Neurosyphilis, which is the term for unchecked syphilis that has spread to the brain, may often present with Alzheimer like symptoms.  For example, the patient may suddenly experience confusion, memory loss and have a hard time communicating, yet only a blood test specifically for syphilis will be able to confirm this diagnosis.  Unfortunately, if the disease has been left unchecked for this long, it is uncertain how many measures can be taken to curtail its effects once it reached the brain.

Huntington’s disease, an inherited brain disorder, sometimes shows among other symptoms that of severely disturbed memory and inability to speak coherently.  Yet since this disease usually rears its ugly head in the mid-life years, it is not as often mistaken for Alzheimer’s as some other diseases; however, since a rare form of Alzheimer’s disease also sets on as early as the patient’s late thirties and early forties, it is entirely possible to misdiagnose either illness.

In rare cases, severe malnutrition, especially a lack of the B-vitamins, may mimic the effects of Alzheimer’s disease with respect to memory loss, communication ability, and judgment.  The only way to rule out this nutritional deficiency is through blood tests looking specifically for the vitamin B concentration in the blood.
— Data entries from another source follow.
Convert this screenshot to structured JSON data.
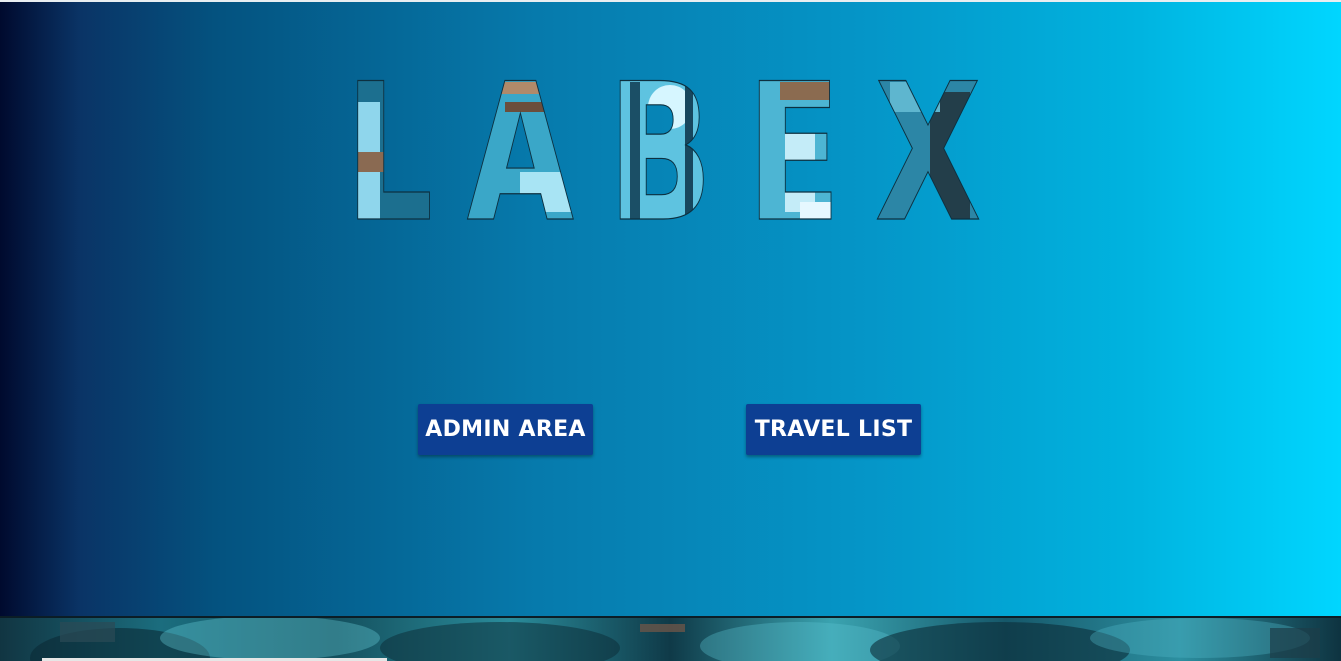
{
  "app": {
    "logo_text": "LABEX"
  },
  "actions": {
    "admin_label": "ADMIN AREA",
    "travel_label": "TRAVEL LIST"
  },
  "colors": {
    "gradient_start": "#000a2e",
    "gradient_end": "#00d6ff",
    "button_bg": "#0d3f93",
    "button_text": "#ffffff"
  },
  "icons": {
    "logo": "labex-logo-image-lettering"
  }
}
As you can see, there are many illnesses that may look and feel like Alzheimer’s disease, when in fact they are not.  While some may be related, others are entirely separate.  If you feel you are suffering from the symptoms that usually indicate Alzheimer’s disease, do not give in to the temptation of putting off your doctor’s visit.  Instead, go ahead and schedule an appointment as soon as possible.  Similarly, if you are the loved one of someone who suddenly displays Alzheimer like symptoms, do not simply ignore the warning signs, but instead insist on her or his making a doctor’s appointment.  In the best case scenario, your loved one may suffer from another illness that is easy to treat.  In the worst case scenario, your loved one’s Alzheimer’s disease will be properly diagnosed and you can both begin to devise a plan of care that will allow her or him to live with dignity and enjoy a high quality of life.